The Economist reports about research on genetic differences among UK residents and the implications of the findings.
Timothy Lee and collaborators provide a map-based account of World War II in Vox. Short texts and 42 maps cover Germany, China and Japan, Central Europe, Finland, France and the UK, Russia, the Pacific, Africa, the Allies’ invasions, the Holocaust, Israel and Korea, among other aspects. An animated map displays the opponents’ varying spheres of influence during the war years.
hus in the NZZ writes about options for British tax evaders to come clean about hidden financial assets abroad.
UK residents with Swiss assets who do not want their identity to be disclosed to the British authorities can pay taxes on their asset holdings to the Swiss authorities instead; the Swiss will (partly) hand them over to London. The relevant treaty between the UK and Switzerland was put into effect in 2013.

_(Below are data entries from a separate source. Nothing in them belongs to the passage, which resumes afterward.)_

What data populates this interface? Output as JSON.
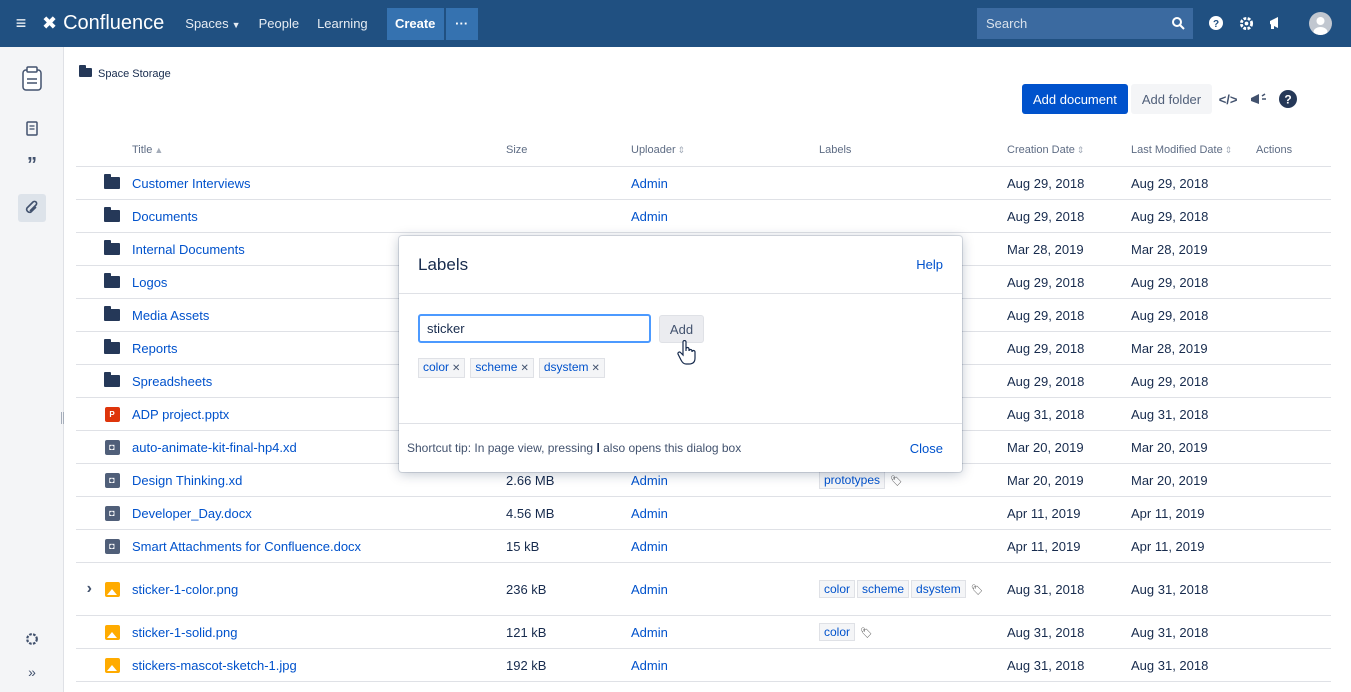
{
  "topbar": {
    "app_name": "Confluence",
    "nav": [
      "Spaces",
      "People",
      "Learning"
    ],
    "create_label": "Create",
    "more_label": "···",
    "search_placeholder": "Search"
  },
  "breadcrumb": {
    "label": "Space Storage"
  },
  "toolbar": {
    "add_document": "Add document",
    "add_folder": "Add folder"
  },
  "table": {
    "headers": {
      "title": "Title",
      "size": "Size",
      "uploader": "Uploader",
      "labels": "Labels",
      "creation": "Creation Date",
      "modified": "Last Modified Date",
      "actions": "Actions"
    },
    "rows": [
      {
        "type": "folder",
        "title": "Customer Interviews",
        "size": "",
        "uploader": "Admin",
        "labels": [],
        "created": "Aug 29, 2018",
        "modified": "Aug 29, 2018"
      },
      {
        "type": "folder",
        "title": "Documents",
        "size": "",
        "uploader": "Admin",
        "labels": [],
        "created": "Aug 29, 2018",
        "modified": "Aug 29, 2018"
      },
      {
        "type": "folder",
        "title": "Internal Documents",
        "size": "",
        "uploader": "",
        "labels": [],
        "created": "Mar 28, 2019",
        "modified": "Mar 28, 2019"
      },
      {
        "type": "folder",
        "title": "Logos",
        "size": "",
        "uploader": "",
        "labels": [],
        "created": "Aug 29, 2018",
        "modified": "Aug 29, 2018"
      },
      {
        "type": "folder",
        "title": "Media Assets",
        "size": "",
        "uploader": "",
        "labels": [],
        "created": "Aug 29, 2018",
        "modified": "Aug 29, 2018"
      },
      {
        "type": "folder",
        "title": "Reports",
        "size": "",
        "uploader": "",
        "labels": [],
        "created": "Aug 29, 2018",
        "modified": "Mar 28, 2019"
      },
      {
        "type": "folder",
        "title": "Spreadsheets",
        "size": "",
        "uploader": "",
        "labels": [],
        "created": "Aug 29, 2018",
        "modified": "Aug 29, 2018"
      },
      {
        "type": "ppt",
        "title": "ADP project.pptx",
        "size": "",
        "uploader": "",
        "labels": [],
        "created": "Aug 31, 2018",
        "modified": "Aug 31, 2018"
      },
      {
        "type": "doc",
        "title": "auto-animate-kit-final-hp4.xd",
        "size": "",
        "uploader": "",
        "labels": [],
        "created": "Mar 20, 2019",
        "modified": "Mar 20, 2019"
      },
      {
        "type": "doc",
        "title": "Design Thinking.xd",
        "size": "2.66 MB",
        "uploader": "Admin",
        "labels": [
          "prototypes"
        ],
        "created": "Mar 20, 2019",
        "modified": "Mar 20, 2019"
      },
      {
        "type": "doc",
        "title": "Developer_Day.docx",
        "size": "4.56 MB",
        "uploader": "Admin",
        "labels": [],
        "created": "Apr 11, 2019",
        "modified": "Apr 11, 2019"
      },
      {
        "type": "doc",
        "title": "Smart Attachments for Confluence.docx",
        "size": "15 kB",
        "uploader": "Admin",
        "labels": [],
        "created": "Apr 11, 2019",
        "modified": "Apr 11, 2019"
      },
      {
        "type": "img",
        "expand": true,
        "title": "sticker-1-color.png",
        "size": "236 kB",
        "uploader": "Admin",
        "labels": [
          "color",
          "scheme",
          "dsystem"
        ],
        "created": "Aug 31, 2018",
        "modified": "Aug 31, 2018"
      },
      {
        "type": "img",
        "title": "sticker-1-solid.png",
        "size": "121 kB",
        "uploader": "Admin",
        "labels": [
          "color"
        ],
        "created": "Aug 31, 2018",
        "modified": "Aug 31, 2018"
      },
      {
        "type": "img",
        "title": "stickers-mascot-sketch-1.jpg",
        "size": "192 kB",
        "uploader": "Admin",
        "labels": [],
        "created": "Aug 31, 2018",
        "modified": "Aug 31, 2018"
      }
    ]
  },
  "modal": {
    "title": "Labels",
    "help": "Help",
    "input_value": "sticker",
    "add_label": "Add",
    "chips": [
      "color",
      "scheme",
      "dsystem"
    ],
    "tip_prefix": "Shortcut tip: In page view, pressing ",
    "tip_key": "l",
    "tip_suffix": " also opens this dialog box",
    "close": "Close"
  }
}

UK residents often prefer an alternative option, though, namely to “legalise” their world wide asset holdings using a treaty between Liechtenstein and the UK. According to that treaty, assets fully declared before the end of 2016 trigger a penalty of about 10% to 20% of the relevant asset holdings, as compensation for evaded taxes in the past. British tax payers can use this option as long as the fraction of their offshore assets that they invested in Liechtenstein is sufficiently high.